Shopping malls are usually located in convenient areas. They offer seasonal discounts, selective brands and additional conveniences to attract people to the mall from hair salons, gyms, and restaurants. To the average Chinese consumer, price sensitivity seems to be most important, unless they find something they really want because of status or need. Then they will purchase on the spot. Typically, the average consumer will take the time and compare online and offline pricing before making a final decision.

It is very popular for Chinese to navigate the web, and pictures have a big influence in online shopping in China. Studies show that many people are compelled toward impulse purchases even though their initial searches were for online leisure activities.

Q: In the United States, different age groups approach shopping differently.
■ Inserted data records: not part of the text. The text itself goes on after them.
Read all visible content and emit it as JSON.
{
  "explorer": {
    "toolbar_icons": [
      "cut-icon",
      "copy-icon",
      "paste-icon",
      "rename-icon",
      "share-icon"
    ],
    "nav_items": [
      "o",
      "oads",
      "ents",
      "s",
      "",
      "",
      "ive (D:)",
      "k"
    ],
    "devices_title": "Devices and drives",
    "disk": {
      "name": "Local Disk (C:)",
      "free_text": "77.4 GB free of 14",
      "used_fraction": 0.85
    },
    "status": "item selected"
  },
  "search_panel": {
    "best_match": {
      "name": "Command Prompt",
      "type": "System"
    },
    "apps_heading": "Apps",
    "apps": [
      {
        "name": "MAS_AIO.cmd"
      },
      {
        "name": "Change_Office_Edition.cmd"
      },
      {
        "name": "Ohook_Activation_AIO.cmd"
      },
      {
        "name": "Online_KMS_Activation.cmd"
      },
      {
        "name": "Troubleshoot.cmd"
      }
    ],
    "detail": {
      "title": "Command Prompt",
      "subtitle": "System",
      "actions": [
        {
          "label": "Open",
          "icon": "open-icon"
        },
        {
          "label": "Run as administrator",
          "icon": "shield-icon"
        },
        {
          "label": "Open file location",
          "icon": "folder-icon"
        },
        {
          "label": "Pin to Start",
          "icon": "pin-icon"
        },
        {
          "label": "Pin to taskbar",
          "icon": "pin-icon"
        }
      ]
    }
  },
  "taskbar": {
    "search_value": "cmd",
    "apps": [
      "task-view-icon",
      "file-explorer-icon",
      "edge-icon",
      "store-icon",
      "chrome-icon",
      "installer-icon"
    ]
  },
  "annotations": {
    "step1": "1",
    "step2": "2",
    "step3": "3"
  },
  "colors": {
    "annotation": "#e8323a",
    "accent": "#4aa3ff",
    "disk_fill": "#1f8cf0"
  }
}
Is the same true in China?

 JT: I think the situation is pretty much the same in China. In terms of offline shopping, different age groups seek different shopping experiences. In big cities in China such as Beijing, Shanghai and Guangzhou, there are a lot of luxury and high-end shopping areas but also other segmented shopping locations for specific age groups and income levels. You can find diverse shopping malls distinctly offering electronics or clothing or home supplies, outlet stores, etc. For online shopping, like in any other society, the older generations are less likely to shop online than young people.

Q: Where does the Chinese shopper get their information on fashion and brands?

 JT: As in most societies around the world, China has many different channels: TV, movies, fashion magazines, billboard advertisements and word of mouth. Cloud Mall has found that Internet and social media applications such as Weibo and Weixin are extremely important. Chinese people are also easily influenced by the opinion of friends or family. Mobile platforms with social networking can spread word of discounts, deals and brands quite quickly.

Q: In the United States, shopping centers are increasingly offering luxury amenities like Wi-Fi access, concierge service and high-end dining and entertainment options. Is this a trend in China as well?

 JT: Modern and high-end shopping centers in China offer great services including free Wi-Fi, large food courts, coffee shops, bars, supermarkets, convenience stores. These additional services are premium, comfortable and convenient.

Q: Do shopping malls in China rely on social media and digital marketing to drive retail traffic, or are they more reliant on conventional advertising?

 JT: Both. People in China spend a considerable amount of time every day surfing the Internet and social media direct from PC and mobile platforms. However, basic TV time is always indispensable in an average person’s daily life.

Q: Are global brands facing tax or tariff hurdles to enter the Chinese market?

 JT: In China, there are 15 free trade zones (FTZ); these special zones provide exceptions to the usual customs procedures and allow for preferential tariff and tax treatment. All forms of trade conducted between companies in FTZs and areas in China outside the zones are subject to the usual rules that would apply to imports into China. Importing to China generally involves three types of taxes:

  • Value-added tax
  • Consumption tax
  • Customs duties

Tax rates vary between different types of goods, country of origin or methodology and type of company that is receiving the importation of goods. Cosmetics and watches require a value-added tax plus consumption tax in addition to custom duties.

Q: What is China doing to curb the counterfeit trade, which impacts brand integrity both inside China and globally?

 JT: Counterfeit trade in China is illegal by law. Passing through Chinese customs with counterfeits, the traveler may face a big fine, the detention. Since 2010, the Chinese government has taken different large-scale actions against the counterfeit trade, both online and offline. Many markets originally at the center of the counterfeit trade are increasingly moving away from counterfeit goods, such as Silk Street in Beijing. With the continuous increase of income of Chinese citizens, the trend to purchase counterfeit products is decreasing, due to the quality issue and the image of the person. Both European and American Embassies have Intellectual Property Right (IPR) call-in lines set up in China, and together with the Chinese government are devoting themselves to stamp out counterfeit issues.